Day 94 – Medico to the Rescue

Where Next?
Bob Williams
Thu 17 Mar 2022 11:52
Noon Position: 44 10.8 S 032 32.6 E
Course: SE Speed: 3 knots
Wind: NE, F3 Sea: slight
Swell: W 2 m
Weather: sunny, mild
Day’s Run: 84nm (50nm Easting)

Two days ago I noticed a small swelling on my left temple. It wasn’t painful but I was concerned. I am a long way from any medical facilities and this is not a good part of the world in which to be incapacitated while sailing single-handed. So, to be on the safe side, yesterday morning I rang Sylph’s Medical Support Officer back at the Squadron in Adelaide for advice. Initially we decided that it was probably a minor aneurysm and nothing to worry about but after another 24 hours further symptoms have developed suggesting an infection. This morning I again consulted with Sylph’s MSO (thank goodness for the satphone) and the diagnosis has been changed to the possible onset of cellulitis which of course can be quite nasty if allowed to go unchecked. I am not feeling unwell or feverish at all so the infection cannot be too severe as yet but, as a result of the medical consultation, I have begun a course of antibiotics.
Thank you Ian very much for your support. It is a great relief to know that you are available to consult with about such matters.
General hygiene has been one of my major concerns when I started preparing for this voyage, mainly due to the limited quantity of water that can be carried. I can keep reasonably clean myself by washing with sea water, though it is important to get most of the salt off which I do with a good towel down afterwards. The laundry on the other hand is much more problematic. One can only carry a limited amount of clothing and bedding, and there is simply no effective way of washing it. Some have suggested washing in sea water but that of course leaves a residue of salt in everything and salt is hygroscopic, ie it absorbs moisture. Personally I have found that the best method of doing the laundry at sea is to simply give it a good airing whenever the sun is shining, but of course such days are few and far between at these latitudes. (It is a lovely sunny day today and some towels and socks are hung out on the clothesline at the back of the cockpit.)
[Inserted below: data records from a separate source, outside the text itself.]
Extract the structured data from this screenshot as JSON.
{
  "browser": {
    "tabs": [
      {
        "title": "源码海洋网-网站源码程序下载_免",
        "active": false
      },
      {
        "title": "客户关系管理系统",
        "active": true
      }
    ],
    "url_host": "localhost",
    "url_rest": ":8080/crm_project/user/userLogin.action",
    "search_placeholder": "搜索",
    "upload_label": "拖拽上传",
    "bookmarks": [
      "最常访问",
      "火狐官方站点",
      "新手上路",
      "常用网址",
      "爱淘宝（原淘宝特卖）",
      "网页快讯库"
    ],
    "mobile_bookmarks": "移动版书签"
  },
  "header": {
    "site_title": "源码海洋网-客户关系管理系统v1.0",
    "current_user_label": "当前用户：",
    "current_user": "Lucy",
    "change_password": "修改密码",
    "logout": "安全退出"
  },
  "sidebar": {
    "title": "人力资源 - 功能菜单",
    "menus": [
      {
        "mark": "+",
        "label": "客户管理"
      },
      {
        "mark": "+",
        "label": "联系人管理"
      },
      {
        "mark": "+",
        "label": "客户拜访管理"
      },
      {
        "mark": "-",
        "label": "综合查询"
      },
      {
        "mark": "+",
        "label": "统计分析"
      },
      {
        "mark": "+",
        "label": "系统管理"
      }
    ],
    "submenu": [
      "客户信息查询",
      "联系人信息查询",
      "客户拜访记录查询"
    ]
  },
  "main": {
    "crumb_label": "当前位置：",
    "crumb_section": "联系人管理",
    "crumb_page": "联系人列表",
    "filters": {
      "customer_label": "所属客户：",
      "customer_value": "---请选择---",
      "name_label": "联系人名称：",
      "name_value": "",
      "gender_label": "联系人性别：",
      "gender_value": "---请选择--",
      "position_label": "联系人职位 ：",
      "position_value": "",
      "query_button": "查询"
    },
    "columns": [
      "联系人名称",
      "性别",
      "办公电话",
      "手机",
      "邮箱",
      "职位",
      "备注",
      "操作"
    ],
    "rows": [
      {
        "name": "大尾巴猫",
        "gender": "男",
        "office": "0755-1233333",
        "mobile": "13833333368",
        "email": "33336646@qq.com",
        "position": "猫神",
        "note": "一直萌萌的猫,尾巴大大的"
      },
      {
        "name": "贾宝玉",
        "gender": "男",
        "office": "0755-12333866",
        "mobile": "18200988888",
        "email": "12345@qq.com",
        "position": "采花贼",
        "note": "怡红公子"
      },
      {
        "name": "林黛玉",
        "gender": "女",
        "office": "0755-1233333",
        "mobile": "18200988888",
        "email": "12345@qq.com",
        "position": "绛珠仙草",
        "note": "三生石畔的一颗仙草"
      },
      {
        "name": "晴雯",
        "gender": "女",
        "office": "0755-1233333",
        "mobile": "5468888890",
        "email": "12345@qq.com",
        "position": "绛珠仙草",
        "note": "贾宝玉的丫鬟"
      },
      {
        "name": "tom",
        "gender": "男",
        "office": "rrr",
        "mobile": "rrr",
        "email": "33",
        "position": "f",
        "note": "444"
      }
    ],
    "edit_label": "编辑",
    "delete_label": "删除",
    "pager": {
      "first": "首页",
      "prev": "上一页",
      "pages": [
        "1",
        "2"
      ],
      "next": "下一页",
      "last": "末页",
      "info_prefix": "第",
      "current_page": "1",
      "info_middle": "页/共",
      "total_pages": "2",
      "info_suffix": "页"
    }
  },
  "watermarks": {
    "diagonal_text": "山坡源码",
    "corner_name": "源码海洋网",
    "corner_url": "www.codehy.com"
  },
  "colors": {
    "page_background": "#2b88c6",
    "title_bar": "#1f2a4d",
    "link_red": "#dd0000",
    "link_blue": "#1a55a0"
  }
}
Having said all the above, in this instance I think the infection has been caused by me scratching a bit of itchy UV damaged dry skin on my forehead (a consequence of my chosen lifestyle), and then not disinfecting the area afterwards. I realise this is perhaps not the most savoury topic; however, I think it is an important one and I like to represent my cruising life without too much gloss.
Back to the sailing. Yesterday afternoon the wind was in the NE but by midnight it had veered into the ESE. As a consequence Sylph was heading in the wrong direction, so at 2325 we tacked onto starboard. However, with the light wind and the swell we found ourselves making no better than NE. After a patch of calm this forenoon which had us pretty much drifting under the drifter only, the wind has started to pick up and backed more into the NE again. Now we are close reaching under all plain sail (mainsail and jib) making good a course of ESE which will take us to Prince Edward Islands if we so desire.
As a result of the light airs, Sylph’s day’s run is less than usual, but I am happy that the swell has been relatively long and smooth so that we have been able to keep moving without having to deal with slatting sails.
All is well.